In the entries, find all lines that hold the word "icon" and copy them.

(Stored entries)
------------------------------------
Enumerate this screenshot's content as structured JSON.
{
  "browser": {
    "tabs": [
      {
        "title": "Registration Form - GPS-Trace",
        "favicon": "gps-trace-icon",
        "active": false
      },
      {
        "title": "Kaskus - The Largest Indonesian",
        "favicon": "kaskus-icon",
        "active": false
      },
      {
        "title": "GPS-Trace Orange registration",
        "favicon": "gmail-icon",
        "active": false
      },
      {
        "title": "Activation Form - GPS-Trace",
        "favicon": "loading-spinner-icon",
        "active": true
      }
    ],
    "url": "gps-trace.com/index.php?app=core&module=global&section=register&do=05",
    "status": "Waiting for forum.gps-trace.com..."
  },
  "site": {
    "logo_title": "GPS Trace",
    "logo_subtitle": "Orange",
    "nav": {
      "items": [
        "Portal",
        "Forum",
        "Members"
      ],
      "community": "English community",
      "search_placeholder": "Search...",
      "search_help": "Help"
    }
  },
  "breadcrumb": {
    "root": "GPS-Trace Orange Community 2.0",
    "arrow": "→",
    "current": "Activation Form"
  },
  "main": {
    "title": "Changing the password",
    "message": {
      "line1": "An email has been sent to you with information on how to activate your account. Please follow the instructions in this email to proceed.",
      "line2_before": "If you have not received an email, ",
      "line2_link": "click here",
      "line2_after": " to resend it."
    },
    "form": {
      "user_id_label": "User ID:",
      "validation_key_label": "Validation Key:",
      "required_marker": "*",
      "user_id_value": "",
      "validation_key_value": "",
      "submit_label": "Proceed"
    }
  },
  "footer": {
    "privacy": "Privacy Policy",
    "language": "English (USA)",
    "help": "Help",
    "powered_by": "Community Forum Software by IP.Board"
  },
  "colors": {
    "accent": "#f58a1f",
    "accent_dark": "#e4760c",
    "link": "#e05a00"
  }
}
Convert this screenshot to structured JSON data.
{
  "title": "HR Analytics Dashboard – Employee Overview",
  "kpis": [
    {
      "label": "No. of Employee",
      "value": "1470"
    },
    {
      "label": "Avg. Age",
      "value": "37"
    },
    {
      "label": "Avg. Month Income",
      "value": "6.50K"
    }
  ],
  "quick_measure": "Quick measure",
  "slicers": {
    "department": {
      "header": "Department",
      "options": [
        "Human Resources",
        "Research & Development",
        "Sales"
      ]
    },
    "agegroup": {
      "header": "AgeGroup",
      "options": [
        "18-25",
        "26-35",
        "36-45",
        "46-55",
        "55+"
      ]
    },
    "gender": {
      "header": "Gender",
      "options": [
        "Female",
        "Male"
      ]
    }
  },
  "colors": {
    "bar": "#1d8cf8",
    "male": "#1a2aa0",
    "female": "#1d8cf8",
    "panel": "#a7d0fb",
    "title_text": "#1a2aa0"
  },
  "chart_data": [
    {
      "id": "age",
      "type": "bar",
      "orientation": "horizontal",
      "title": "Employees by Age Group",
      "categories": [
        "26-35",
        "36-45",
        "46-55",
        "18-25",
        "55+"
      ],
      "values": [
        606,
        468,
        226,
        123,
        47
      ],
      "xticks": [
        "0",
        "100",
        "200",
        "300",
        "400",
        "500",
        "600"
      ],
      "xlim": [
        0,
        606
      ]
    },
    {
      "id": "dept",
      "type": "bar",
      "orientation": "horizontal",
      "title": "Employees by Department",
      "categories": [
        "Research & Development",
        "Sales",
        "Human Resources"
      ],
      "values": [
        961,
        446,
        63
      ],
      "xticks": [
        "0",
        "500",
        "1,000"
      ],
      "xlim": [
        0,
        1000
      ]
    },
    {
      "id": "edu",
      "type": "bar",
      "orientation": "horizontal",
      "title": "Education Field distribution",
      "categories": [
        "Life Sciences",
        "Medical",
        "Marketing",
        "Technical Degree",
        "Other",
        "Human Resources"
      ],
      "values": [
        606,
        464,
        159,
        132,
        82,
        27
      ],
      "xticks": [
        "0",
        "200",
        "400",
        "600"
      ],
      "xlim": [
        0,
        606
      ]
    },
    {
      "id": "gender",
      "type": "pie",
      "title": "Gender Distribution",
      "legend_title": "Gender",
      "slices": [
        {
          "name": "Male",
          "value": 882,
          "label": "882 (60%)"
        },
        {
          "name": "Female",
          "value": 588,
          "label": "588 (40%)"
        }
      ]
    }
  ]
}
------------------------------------
Exercise result:
        "favicon": "gps-trace-icon",
        "favicon": "kaskus-icon",
        "favicon": "gmail-icon",
        "favicon": "loading-spinner-icon",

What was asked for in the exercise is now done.